Bob Perciasepe’s letter to U.S. senators on the USE IT Act

C2ES president Bob Perciasepe wrote to Senators John Barrasso, Sheldon Whitehouse, Shelley Moore Capito, and Heidi Heitkamp on April 10, 2018, in support of the USE IT Act which supports research on use of carbon captured from electricity generation or industrial plants.

See the letter as a PDF

April 10, 2018

Senator John Barrasso
307 Dirksen Senate Office Building
Washington, DC 20510

Senator Sheldon Whitehouse
530 Hart Senate Office Building
Washington, DC 20510

Senator Shelley Moore Capito
172 Russell Senate Office Building
Washington, DC 20510

Senator Heidi Heitkamp
516 Hart Senate Office Building
Washington, DC 20510

Re: Encouraging American Innovation in Advanced Low-Carbon Technologies

Dear Senators Barrasso, Whitehouse, Capito, and Heitkamp:

As a former Deputy Administrator of the U.S. Environmental Protection Agency and recognizing that the sponsors agree to continue with bipartisan consensus going forward, I thank you for your leadership in introducing the Utilizing Significant Emissions with Innovative Technologies Act (USE IT) Act. American innovation in advanced low-carbon technologies from carbon capture use and storage to nuclear energy to renewable energy is critically important to boost our economic growth and to prevent the worst impacts of climate change. From a business perspective, there will be markets for American advanced low-carbon technologies across the globe as other countries continue to expand their efforts to reduce carbon emissions to address climate change.
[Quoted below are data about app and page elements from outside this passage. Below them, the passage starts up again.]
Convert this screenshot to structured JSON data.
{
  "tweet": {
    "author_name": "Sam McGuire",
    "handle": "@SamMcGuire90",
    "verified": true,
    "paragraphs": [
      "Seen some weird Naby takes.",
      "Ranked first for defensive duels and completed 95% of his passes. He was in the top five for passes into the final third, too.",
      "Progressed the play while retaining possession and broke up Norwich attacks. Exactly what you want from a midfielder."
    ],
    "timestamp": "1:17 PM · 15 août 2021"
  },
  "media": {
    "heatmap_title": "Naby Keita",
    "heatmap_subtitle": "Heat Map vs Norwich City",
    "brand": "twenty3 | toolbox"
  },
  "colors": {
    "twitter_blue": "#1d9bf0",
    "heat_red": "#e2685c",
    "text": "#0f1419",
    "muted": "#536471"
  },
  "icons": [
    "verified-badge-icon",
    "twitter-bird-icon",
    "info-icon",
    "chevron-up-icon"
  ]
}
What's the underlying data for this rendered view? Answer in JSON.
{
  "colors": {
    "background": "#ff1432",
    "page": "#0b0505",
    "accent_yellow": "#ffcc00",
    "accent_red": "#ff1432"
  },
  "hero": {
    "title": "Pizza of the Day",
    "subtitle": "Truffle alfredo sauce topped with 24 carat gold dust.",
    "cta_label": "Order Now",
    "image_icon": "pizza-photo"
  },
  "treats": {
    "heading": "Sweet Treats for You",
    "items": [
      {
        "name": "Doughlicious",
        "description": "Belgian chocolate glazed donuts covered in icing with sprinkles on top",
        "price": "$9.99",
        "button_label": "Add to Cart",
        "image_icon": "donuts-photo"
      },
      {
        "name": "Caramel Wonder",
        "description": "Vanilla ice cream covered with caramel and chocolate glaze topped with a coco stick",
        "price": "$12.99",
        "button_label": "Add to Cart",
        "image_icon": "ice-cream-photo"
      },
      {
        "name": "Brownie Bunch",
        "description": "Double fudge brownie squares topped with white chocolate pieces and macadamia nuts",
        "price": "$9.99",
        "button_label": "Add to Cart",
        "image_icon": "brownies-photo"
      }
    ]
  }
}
The USE IT Act supports research on carbon utilization. I believe that transforming captured carbon emissions from a liability into a valuable commodity will be a powerful way to align our economic incentives with our environmental goals. Federal support for research on carbon utilization should focus on three areas: reducing technology costs and increasing the number of technology options; conducting lifecycle analysis to ensure that over time the focus is on permanently storing more of the carbon; and identifying how to scale up these options to meet climate goals. The legislation would also support research on direct air capture; this important technology has the potential to result in “negative emissions” and may help us achieve the goals of the Paris Agreement which include net zero emissions in the second half of this century. Reducing the costs of direct air capture technology and developing business models for its deployment are important research priorities.

On behalf of the Center for Climate and Energy Solutions, I thank you again for your leadership and I encourage you and your colleagues to enact the USE IT Act — and its research and development incentives for carbon capture technology — to open the door that can accelerate American innovation.




Bob Perciasepe
Center for Climate and Energy Solutions